What you will do: State how many lines of the data contain the word "screenshot", and write nothing besides the number.

START Given information

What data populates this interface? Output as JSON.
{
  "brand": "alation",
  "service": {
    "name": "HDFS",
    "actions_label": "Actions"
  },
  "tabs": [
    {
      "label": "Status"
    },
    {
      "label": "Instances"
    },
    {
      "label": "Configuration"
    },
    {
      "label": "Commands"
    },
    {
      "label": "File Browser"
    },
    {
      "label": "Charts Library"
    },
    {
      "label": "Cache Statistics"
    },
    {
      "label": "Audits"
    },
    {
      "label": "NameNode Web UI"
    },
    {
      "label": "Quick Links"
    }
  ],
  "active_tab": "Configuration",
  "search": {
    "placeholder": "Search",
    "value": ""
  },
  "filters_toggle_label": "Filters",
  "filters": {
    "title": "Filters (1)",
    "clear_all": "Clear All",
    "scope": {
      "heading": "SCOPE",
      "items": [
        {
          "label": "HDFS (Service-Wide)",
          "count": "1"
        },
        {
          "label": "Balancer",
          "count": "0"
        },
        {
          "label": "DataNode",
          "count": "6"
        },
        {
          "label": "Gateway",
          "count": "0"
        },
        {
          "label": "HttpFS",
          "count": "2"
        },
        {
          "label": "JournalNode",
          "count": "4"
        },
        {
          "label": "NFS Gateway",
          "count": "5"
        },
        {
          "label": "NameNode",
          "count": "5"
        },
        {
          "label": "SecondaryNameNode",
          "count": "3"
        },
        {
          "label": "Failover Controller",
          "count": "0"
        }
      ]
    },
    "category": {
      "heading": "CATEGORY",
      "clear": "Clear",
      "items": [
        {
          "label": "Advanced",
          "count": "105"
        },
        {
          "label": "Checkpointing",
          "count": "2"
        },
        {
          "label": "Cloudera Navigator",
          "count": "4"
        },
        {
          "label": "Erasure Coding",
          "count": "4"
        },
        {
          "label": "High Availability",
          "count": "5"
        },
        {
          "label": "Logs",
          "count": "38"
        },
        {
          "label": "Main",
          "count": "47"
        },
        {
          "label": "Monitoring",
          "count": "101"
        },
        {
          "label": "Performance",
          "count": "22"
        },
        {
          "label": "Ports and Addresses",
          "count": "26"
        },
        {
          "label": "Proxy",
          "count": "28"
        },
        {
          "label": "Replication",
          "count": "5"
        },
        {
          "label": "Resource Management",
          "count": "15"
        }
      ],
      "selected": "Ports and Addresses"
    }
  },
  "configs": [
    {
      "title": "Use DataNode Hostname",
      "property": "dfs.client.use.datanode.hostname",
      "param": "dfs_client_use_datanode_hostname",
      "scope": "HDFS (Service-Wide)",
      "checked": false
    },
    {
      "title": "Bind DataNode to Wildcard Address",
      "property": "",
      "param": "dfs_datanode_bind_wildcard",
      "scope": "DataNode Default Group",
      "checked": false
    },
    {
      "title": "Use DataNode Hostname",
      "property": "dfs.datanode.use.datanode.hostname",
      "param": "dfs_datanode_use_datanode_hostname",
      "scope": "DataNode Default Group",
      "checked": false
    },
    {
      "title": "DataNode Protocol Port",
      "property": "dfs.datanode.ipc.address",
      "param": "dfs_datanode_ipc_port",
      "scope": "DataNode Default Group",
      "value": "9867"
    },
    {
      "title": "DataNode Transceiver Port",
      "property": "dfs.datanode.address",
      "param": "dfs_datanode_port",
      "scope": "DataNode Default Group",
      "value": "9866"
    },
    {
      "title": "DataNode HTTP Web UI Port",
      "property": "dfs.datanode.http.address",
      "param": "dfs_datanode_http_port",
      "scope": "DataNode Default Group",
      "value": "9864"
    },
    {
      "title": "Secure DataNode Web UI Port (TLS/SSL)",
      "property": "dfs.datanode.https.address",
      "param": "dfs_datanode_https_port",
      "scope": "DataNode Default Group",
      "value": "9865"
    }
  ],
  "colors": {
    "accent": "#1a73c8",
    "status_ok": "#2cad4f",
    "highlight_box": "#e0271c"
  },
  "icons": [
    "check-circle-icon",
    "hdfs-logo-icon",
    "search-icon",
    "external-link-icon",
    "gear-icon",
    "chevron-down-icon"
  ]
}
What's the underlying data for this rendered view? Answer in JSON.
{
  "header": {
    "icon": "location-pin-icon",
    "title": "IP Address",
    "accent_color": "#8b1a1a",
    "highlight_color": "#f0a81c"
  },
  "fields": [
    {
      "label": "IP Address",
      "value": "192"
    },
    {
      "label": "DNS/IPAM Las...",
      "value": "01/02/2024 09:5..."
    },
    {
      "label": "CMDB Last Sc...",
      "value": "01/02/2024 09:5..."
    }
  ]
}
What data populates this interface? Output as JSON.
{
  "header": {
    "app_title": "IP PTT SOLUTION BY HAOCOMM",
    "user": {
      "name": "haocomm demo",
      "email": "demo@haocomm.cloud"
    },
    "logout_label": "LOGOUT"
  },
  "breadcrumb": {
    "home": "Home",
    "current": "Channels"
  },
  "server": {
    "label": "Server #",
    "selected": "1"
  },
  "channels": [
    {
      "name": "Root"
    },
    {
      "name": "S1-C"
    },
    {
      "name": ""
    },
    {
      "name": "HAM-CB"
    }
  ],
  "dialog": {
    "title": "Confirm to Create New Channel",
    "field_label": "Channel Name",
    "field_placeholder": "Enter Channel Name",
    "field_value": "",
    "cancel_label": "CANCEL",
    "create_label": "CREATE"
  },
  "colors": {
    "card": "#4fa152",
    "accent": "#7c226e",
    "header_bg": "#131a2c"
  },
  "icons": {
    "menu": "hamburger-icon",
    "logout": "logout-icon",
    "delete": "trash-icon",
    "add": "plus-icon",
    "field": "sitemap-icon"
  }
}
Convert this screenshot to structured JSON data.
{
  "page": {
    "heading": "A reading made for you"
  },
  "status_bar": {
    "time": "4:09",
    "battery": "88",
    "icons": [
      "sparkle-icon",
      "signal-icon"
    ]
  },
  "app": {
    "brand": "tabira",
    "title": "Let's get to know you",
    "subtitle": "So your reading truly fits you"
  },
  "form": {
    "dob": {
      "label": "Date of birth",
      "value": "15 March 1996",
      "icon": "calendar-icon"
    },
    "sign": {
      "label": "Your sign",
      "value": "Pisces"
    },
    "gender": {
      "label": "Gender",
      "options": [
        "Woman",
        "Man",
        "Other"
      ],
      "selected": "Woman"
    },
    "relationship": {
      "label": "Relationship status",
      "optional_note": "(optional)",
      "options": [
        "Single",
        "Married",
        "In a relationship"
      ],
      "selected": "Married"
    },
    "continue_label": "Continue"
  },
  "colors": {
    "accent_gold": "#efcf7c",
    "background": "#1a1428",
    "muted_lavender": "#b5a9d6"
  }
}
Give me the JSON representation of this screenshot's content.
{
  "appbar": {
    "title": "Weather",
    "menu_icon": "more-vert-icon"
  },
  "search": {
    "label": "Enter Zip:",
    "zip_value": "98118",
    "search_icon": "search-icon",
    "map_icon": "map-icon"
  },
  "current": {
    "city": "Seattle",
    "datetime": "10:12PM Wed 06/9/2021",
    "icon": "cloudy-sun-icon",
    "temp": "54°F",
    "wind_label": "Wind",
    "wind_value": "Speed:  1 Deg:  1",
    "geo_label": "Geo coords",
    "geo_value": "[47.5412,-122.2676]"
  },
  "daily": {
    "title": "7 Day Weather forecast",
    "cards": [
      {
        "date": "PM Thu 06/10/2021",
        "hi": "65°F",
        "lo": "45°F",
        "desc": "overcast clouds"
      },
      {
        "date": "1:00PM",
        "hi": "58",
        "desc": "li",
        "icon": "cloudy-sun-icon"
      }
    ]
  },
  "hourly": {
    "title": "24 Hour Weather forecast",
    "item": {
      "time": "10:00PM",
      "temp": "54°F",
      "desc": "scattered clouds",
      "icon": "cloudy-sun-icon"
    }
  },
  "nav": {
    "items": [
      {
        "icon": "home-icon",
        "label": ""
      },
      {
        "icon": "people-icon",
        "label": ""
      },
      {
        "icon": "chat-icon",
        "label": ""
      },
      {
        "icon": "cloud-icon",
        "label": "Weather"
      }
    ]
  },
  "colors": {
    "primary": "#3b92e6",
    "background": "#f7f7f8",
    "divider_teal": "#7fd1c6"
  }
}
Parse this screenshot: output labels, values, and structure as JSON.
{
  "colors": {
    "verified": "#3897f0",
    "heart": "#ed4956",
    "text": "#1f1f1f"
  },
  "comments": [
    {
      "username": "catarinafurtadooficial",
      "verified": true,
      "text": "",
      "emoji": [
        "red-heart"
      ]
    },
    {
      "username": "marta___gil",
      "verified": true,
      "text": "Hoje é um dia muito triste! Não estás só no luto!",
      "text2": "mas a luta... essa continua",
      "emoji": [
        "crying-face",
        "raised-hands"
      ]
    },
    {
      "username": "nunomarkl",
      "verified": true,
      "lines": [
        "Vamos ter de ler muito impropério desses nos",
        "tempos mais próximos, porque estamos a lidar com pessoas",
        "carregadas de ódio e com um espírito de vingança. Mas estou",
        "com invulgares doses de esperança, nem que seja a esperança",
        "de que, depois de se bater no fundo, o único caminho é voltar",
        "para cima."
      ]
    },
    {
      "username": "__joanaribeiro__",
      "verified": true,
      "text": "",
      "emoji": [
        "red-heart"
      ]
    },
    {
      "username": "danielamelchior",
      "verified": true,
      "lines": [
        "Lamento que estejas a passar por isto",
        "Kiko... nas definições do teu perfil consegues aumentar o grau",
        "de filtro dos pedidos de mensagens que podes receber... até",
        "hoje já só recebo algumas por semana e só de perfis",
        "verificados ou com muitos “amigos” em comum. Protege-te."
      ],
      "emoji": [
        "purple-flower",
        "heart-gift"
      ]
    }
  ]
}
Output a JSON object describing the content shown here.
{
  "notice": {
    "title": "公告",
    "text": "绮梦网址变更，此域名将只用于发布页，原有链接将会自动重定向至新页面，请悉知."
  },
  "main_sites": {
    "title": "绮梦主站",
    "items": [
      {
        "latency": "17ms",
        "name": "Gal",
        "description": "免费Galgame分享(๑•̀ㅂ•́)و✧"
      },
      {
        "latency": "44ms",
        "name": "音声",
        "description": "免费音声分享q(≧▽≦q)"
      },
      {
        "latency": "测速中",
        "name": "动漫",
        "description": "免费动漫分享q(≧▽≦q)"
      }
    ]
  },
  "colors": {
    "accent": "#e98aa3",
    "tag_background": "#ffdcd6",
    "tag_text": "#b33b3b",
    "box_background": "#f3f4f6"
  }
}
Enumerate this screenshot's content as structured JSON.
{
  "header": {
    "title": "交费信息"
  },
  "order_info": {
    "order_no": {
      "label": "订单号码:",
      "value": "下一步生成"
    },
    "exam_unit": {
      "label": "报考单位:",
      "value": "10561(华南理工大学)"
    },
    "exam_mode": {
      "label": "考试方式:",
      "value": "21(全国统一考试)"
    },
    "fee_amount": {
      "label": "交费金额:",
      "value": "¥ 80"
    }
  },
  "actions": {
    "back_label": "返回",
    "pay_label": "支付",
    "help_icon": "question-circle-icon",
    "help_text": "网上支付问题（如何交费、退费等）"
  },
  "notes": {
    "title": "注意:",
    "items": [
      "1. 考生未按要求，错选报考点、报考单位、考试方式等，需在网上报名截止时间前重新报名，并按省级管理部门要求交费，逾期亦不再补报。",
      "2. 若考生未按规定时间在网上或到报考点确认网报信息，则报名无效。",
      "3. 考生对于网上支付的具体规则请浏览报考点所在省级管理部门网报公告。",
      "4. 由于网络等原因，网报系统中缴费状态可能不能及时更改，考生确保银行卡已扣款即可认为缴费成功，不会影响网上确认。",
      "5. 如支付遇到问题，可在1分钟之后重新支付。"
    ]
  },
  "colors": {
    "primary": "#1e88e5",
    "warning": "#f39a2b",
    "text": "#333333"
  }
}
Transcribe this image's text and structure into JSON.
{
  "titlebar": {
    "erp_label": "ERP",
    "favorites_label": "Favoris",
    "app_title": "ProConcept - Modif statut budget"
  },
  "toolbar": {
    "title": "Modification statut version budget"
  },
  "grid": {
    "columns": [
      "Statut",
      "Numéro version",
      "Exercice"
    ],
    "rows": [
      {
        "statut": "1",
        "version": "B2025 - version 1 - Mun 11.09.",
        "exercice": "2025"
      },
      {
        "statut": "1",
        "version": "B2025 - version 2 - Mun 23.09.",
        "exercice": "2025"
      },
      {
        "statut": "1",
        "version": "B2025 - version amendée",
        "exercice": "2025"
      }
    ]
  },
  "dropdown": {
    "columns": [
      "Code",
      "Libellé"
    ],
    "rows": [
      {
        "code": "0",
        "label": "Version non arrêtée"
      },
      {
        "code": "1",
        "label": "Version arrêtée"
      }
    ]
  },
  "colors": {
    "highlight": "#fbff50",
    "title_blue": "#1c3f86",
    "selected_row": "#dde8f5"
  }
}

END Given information

Your solution: 4